In July last year W24 reported on a Life Orientation textbook that sparked outrage on social media because of a passage that promoted victim blaming and rape culture. The Department of Basic Education (DBE) promised to rectify the issue, yet the offending books are still in circulation.

“The textbooks have been revised,” Terence Khala, Media Relations Officer at the Department of Basic Education, told W24.  “The publisher is currently reprinting the textbook; however, revisions have not been made available to provinces.”

The exercise, which appeared in the Grade 10 Life Orientation textbook called Focus, first drew widespread attention after pictures of the offending piece were posted on social media last year.

Read more: Life Orientation textbook: teaching girls that rape is their fault

In the example, a girl called Angie tells of how she went to a party where they were drinking a lot of alcohol. She is then pushed into a room with an unknown man where she is raped.

One of the questions the pupils are then asked is to “list two ways in which Angie's behaviour led to sexual intercourse." Activists were quick to point out how learners were being asked to justify rape.

The DBE has supplied the revised part of the textbook. Among other improvements, teachers are told to “explain why rape is wrong, even when a person is drunk.”

The revised textbooks:

Critics have pointed out that the offending piece is still being taught in schools, as the new textbooks are still being printed and not all teachers are aware of the revisions.

Khala has urged teachers to make use of the revisions as supplied to the different provincial departments in this case and not the original textbook version.

Language is important when teaching about rape, Sarah Strydom, Rape Crisis in Cape Town advises.  “We should focus on the perpetrator and ask what led to him raping her, which opens up a much larger conversation about the attitudes and social norms that condone and promote sexual violence.”

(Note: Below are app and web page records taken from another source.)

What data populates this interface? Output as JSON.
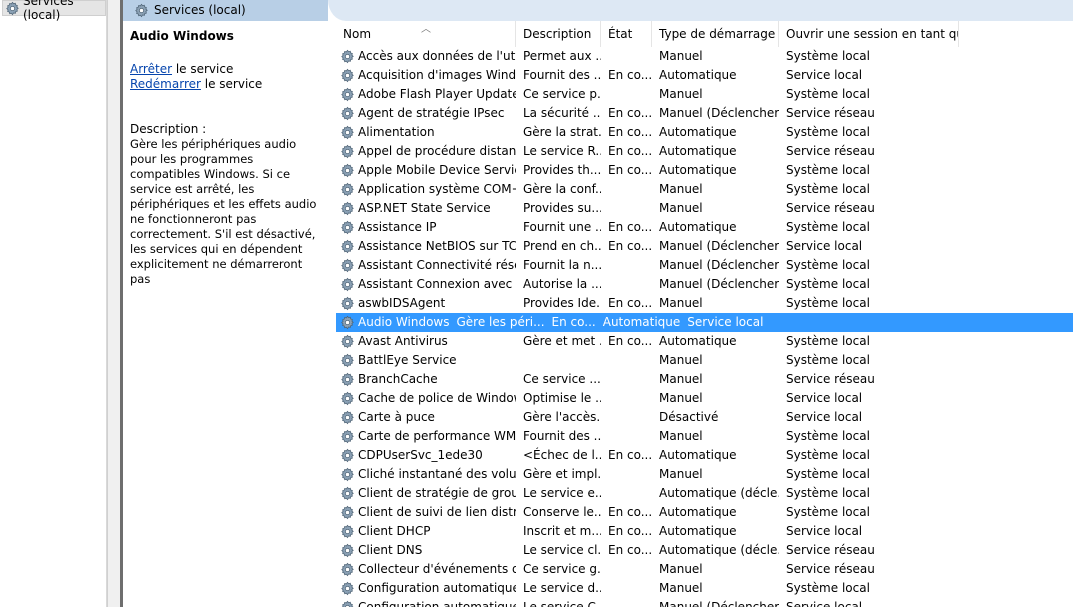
{
  "tree": {
    "root_label": "Services (local)"
  },
  "band": {
    "title": "Services (local)"
  },
  "details": {
    "service_name": "Audio Windows",
    "stop_link": "Arrêter",
    "stop_suffix": " le service",
    "restart_link": "Redémarrer",
    "restart_suffix": " le service",
    "description_label": "Description :",
    "description_text": "Gère les périphériques audio pour les programmes compatibles Windows. Si ce service est arrêté, les périphériques et les effets audio ne fonctionneront pas correctement. S'il est désactivé, les services qui en dépendent explicitement ne démarreront pas"
  },
  "columns": [
    "Nom",
    "Description",
    "État",
    "Type de démarrage",
    "Ouvrir une session en tant que"
  ],
  "selected_index": 14,
  "rows": [
    [
      "Accès aux données de l'utili...",
      "Permet aux ...",
      "",
      "Manuel",
      "Système local"
    ],
    [
      "Acquisition d'images Wind...",
      "Fournit des ...",
      "En co...",
      "Automatique",
      "Service local"
    ],
    [
      "Adobe Flash Player Update ...",
      "Ce service p...",
      "",
      "Manuel",
      "Système local"
    ],
    [
      "Agent de stratégie IPsec",
      "La sécurité ...",
      "En co...",
      "Manuel (Déclencher...",
      "Service réseau"
    ],
    [
      "Alimentation",
      "Gère la strat...",
      "En co...",
      "Automatique",
      "Système local"
    ],
    [
      "Appel de procédure distant...",
      "Le service R...",
      "En co...",
      "Automatique",
      "Service réseau"
    ],
    [
      "Apple Mobile Device Service",
      "Provides th...",
      "En co...",
      "Automatique",
      "Système local"
    ],
    [
      "Application système COM+",
      "Gère la conf...",
      "",
      "Manuel",
      "Système local"
    ],
    [
      "ASP.NET State Service",
      "Provides su...",
      "",
      "Manuel",
      "Service réseau"
    ],
    [
      "Assistance IP",
      "Fournit une ...",
      "En co...",
      "Automatique",
      "Système local"
    ],
    [
      "Assistance NetBIOS sur TCP...",
      "Prend en ch...",
      "En co...",
      "Manuel (Déclencher...",
      "Service local"
    ],
    [
      "Assistant Connectivité réseau",
      "Fournit la n...",
      "",
      "Manuel (Déclencher...",
      "Système local"
    ],
    [
      "Assistant Connexion avec u...",
      "Autorise la ...",
      "",
      "Manuel (Déclencher...",
      "Système local"
    ],
    [
      "aswbIDSAgent",
      "Provides Ide...",
      "En co...",
      "Manuel",
      "Système local"
    ],
    [
      "Audio Windows",
      "Gère les péri...",
      "En co...",
      "Automatique",
      "Service local"
    ],
    [
      "Avast Antivirus",
      "Gère et met ...",
      "En co...",
      "Automatique",
      "Système local"
    ],
    [
      "BattlEye Service",
      "",
      "",
      "Manuel",
      "Système local"
    ],
    [
      "BranchCache",
      "Ce service ...",
      "",
      "Manuel",
      "Service réseau"
    ],
    [
      "Cache de police de Window...",
      "Optimise le ...",
      "",
      "Manuel",
      "Service local"
    ],
    [
      "Carte à puce",
      "Gère l'accès...",
      "",
      "Désactivé",
      "Service local"
    ],
    [
      "Carte de performance WMI",
      "Fournit des ...",
      "",
      "Manuel",
      "Système local"
    ],
    [
      "CDPUserSvc_1ede30",
      "<Échec de l...",
      "En co...",
      "Automatique",
      "Système local"
    ],
    [
      "Cliché instantané des volu...",
      "Gère et impl...",
      "",
      "Manuel",
      "Système local"
    ],
    [
      "Client de stratégie de groupe",
      "Le service e...",
      "",
      "Automatique (décle...",
      "Système local"
    ],
    [
      "Client de suivi de lien distri...",
      "Conserve le...",
      "En co...",
      "Automatique",
      "Système local"
    ],
    [
      "Client DHCP",
      "Inscrit et m...",
      "En co...",
      "Automatique",
      "Service local"
    ],
    [
      "Client DNS",
      "Le service cl...",
      "En co...",
      "Automatique (décle...",
      "Service réseau"
    ],
    [
      "Collecteur d'événements de...",
      "Ce service g...",
      "",
      "Manuel",
      "Service réseau"
    ],
    [
      "Configuration automatique...",
      "Le service d...",
      "",
      "Manuel",
      "Système local"
    ],
    [
      "Configuration automatique...",
      "Le service C...",
      "",
      "Manuel (Déclencher...",
      "Service local"
    ]
  ]
}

“The revisions are definitely an improvement,” Strydom says. “However, it does take more than telling children “rape is always wrong” to change their behaviour – especially if they don’t see what they are doing as rape. The discussion could be around consent, and what constitutes it.”